Provided data:
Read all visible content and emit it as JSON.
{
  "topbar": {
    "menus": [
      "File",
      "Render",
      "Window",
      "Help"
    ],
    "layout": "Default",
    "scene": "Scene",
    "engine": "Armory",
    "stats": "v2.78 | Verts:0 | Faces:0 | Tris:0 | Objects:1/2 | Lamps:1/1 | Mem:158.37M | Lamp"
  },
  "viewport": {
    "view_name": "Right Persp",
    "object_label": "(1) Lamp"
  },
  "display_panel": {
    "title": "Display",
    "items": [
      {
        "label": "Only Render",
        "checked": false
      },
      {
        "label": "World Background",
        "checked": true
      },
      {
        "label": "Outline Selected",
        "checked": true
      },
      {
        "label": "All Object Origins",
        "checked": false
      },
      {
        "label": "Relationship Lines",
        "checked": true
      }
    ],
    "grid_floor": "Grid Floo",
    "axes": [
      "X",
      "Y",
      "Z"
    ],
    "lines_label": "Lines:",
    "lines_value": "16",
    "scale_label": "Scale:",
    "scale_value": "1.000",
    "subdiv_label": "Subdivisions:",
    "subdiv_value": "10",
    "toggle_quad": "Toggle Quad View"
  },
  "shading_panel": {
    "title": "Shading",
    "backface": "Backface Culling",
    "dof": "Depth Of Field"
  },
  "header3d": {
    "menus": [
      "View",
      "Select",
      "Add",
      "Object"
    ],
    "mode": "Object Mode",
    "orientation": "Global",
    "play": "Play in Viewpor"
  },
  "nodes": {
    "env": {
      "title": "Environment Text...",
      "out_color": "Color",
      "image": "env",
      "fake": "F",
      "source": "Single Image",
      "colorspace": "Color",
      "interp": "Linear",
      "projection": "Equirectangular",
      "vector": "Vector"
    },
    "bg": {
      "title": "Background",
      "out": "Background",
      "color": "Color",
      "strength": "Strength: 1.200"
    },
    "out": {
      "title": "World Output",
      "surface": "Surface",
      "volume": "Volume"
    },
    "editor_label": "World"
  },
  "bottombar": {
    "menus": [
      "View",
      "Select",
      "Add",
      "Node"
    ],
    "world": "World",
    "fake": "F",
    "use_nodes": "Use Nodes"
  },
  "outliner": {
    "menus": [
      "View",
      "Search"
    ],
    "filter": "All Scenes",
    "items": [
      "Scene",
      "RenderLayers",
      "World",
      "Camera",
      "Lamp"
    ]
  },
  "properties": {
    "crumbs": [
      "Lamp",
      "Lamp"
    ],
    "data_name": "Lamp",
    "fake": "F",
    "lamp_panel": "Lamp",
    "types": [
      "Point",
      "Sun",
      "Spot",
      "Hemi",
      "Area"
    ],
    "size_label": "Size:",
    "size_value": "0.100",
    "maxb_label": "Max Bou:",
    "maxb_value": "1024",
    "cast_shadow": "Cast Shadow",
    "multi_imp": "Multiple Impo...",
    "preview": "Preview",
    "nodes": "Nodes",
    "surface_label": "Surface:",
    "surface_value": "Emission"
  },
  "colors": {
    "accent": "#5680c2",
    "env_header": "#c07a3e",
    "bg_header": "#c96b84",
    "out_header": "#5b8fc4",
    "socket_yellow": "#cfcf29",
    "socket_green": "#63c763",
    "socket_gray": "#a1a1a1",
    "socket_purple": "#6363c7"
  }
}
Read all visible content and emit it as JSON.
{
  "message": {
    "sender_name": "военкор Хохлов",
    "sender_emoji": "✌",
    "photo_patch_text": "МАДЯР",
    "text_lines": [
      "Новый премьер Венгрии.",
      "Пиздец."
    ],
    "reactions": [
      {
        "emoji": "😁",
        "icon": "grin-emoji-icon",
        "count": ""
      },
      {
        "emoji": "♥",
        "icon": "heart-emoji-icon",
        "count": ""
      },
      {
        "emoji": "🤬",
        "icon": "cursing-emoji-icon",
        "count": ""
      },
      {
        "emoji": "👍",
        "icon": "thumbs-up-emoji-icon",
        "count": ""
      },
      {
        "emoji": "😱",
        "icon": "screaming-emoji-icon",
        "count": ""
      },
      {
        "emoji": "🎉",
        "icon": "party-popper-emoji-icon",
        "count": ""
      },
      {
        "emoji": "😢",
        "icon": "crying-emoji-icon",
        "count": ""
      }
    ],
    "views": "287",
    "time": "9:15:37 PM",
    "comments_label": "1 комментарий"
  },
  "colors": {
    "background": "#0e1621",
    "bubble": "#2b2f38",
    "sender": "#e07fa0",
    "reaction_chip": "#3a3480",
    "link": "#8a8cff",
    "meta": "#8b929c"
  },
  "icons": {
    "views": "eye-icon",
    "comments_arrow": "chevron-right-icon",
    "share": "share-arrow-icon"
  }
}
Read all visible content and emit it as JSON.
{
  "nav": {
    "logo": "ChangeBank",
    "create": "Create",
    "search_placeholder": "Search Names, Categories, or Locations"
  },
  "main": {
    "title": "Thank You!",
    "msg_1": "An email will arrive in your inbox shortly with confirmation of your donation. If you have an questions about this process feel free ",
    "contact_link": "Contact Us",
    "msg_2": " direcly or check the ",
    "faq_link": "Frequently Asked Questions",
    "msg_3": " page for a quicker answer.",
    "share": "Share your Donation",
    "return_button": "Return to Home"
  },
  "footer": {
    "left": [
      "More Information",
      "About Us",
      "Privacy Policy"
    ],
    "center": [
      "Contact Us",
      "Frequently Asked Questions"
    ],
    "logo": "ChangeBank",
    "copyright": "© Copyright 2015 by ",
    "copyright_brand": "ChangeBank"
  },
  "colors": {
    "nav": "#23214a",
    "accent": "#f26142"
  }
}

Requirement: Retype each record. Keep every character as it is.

Task result:
Read all visible content and emit it as JSON.
{
  "topbar": {
    "menus": [
      "File",
      "Render",
      "Window",
      "Help"
    ],
    "layout": "Default",
    "scene": "Scene",
    "engine": "Armory",
    "stats": "v2.78 | Verts:0 | Faces:0 | Tris:0 | Objects:1/2 | Lamps:1/1 | Mem:158.37M | Lamp"
  },
  "viewport": {
    "view_name": "Right Persp",
    "object_label": "(1) Lamp"
  },
  "display_panel": {
    "title": "Display",
    "items": [
      {
        "label": "Only Render",
        "checked": false
      },
      {
        "label": "World Background",
        "checked": true
      },
      {
        "label": "Outline Selected",
        "checked": true
      },
      {
        "label": "All Object Origins",
        "checked": false
      },
      {
        "label": "Relationship Lines",
        "checked": true
      }
    ],
    "grid_floor": "Grid Floo",
    "axes": [
      "X",
      "Y",
      "Z"
    ],
    "lines_label": "Lines:",
    "lines_value": "16",
    "scale_label": "Scale:",
    "scale_value": "1.000",
    "subdiv_label": "Subdivisions:",
    "subdiv_value": "10",
    "toggle_quad": "Toggle Quad View"
  },
  "shading_panel": {
    "title": "Shading",
    "backface": "Backface Culling",
    "dof": "Depth Of Field"
  },
  "header3d": {
    "menus": [
      "View",
      "Select",
      "Add",
      "Object"
    ],
    "mode": "Object Mode",
    "orientation": "Global",
    "play": "Play in Viewpor"
  },
  "nodes": {
    "env": {
      "title": "Environment Text...",
      "out_color": "Color",
      "image": "env",
      "fake": "F",
      "source": "Single Image",
      "colorspace": "Color",
      "interp": "Linear",
      "projection": "Equirectangular",
      "vector": "Vector"
    },
    "bg": {
      "title": "Background",
      "out": "Background",
      "color": "Color",
      "strength": "Strength: 1.200"
    },
    "out": {
      "title": "World Output",
      "surface": "Surface",
      "volume": "Volume"
    },
    "editor_label": "World"
  },
  "bottombar": {
    "menus": [
      "View",
      "Select",
      "Add",
      "Node"
    ],
    "world": "World",
    "fake": "F",
    "use_nodes": "Use Nodes"
  },
  "outliner": {
    "menus": [
      "View",
      "Search"
    ],
    "filter": "All Scenes",
    "items": [
      "Scene",
      "RenderLayers",
      "World",
      "Camera",
      "Lamp"
    ]
  },
  "properties": {
    "crumbs": [
      "Lamp",
      "Lamp"
    ],
    "data_name": "Lamp",
    "fake": "F",
    "lamp_panel": "Lamp",
    "types": [
      "Point",
      "Sun",
      "Spot",
      "Hemi",
      "Area"
    ],
    "size_label": "Size:",
    "size_value": "0.100",
    "maxb_label": "Max Bou:",
    "maxb_value": "1024",
    "cast_shadow": "Cast Shadow",
    "multi_imp": "Multiple Impo...",
    "preview": "Preview",
    "nodes": "Nodes",
    "surface_label": "Surface:",
    "surface_value": "Emission"
  },
  "colors": {
    "accent": "#5680c2",
    "env_header": "#c07a3e",
    "bg_header": "#c96b84",
    "out_header": "#5b8fc4",
    "socket_yellow": "#cfcf29",
    "socket_green": "#63c763",
    "socket_gray": "#a1a1a1",
    "socket_purple": "#6363c7"
  }
}
Read all visible content and emit it as JSON.
{
  "message": {
    "sender_name": "военкор Хохлов",
    "sender_emoji": "✌",
    "photo_patch_text": "МАДЯР",
    "text_lines": [
      "Новый премьер Венгрии.",
      "Пиздец."
    ],
    "reactions": [
      {
        "emoji": "😁",
        "icon": "grin-emoji-icon",
        "count": ""
      },
      {
        "emoji": "♥",
        "icon": "heart-emoji-icon",
        "count": ""
      },
      {
        "emoji": "🤬",
        "icon": "cursing-emoji-icon",
        "count": ""
      },
      {
        "emoji": "👍",
        "icon": "thumbs-up-emoji-icon",
        "count": ""
      },
      {
        "emoji": "😱",
        "icon": "screaming-emoji-icon",
        "count": ""
      },
      {
        "emoji": "🎉",
        "icon": "party-popper-emoji-icon",
        "count": ""
      },
      {
        "emoji": "😢",
        "icon": "crying-emoji-icon",
        "count": ""
      }
    ],
    "views": "287",
    "time": "9:15:37 PM",
    "comments_label": "1 комментарий"
  },
  "colors": {
    "background": "#0e1621",
    "bubble": "#2b2f38",
    "sender": "#e07fa0",
    "reaction_chip": "#3a3480",
    "link": "#8a8cff",
    "meta": "#8b929c"
  },
  "icons": {
    "views": "eye-icon",
    "comments_arrow": "chevron-right-icon",
    "share": "share-arrow-icon"
  }
}
Read all visible content and emit it as JSON.
{
  "nav": {
    "logo": "ChangeBank",
    "create": "Create",
    "search_placeholder": "Search Names, Categories, or Locations"
  },
  "main": {
    "title": "Thank You!",
    "msg_1": "An email will arrive in your inbox shortly with confirmation of your donation. If you have an questions about this process feel free ",
    "contact_link": "Contact Us",
    "msg_2": " direcly or check the ",
    "faq_link": "Frequently Asked Questions",
    "msg_3": " page for a quicker answer.",
    "share": "Share your Donation",
    "return_button": "Return to Home"
  },
  "footer": {
    "left": [
      "More Information",
      "About Us",
      "Privacy Policy"
    ],
    "center": [
      "Contact Us",
      "Frequently Asked Questions"
    ],
    "logo": "ChangeBank",
    "copyright": "© Copyright 2015 by ",
    "copyright_brand": "ChangeBank"
  },
  "colors": {
    "nav": "#23214a",
    "accent": "#f26142"
  }
}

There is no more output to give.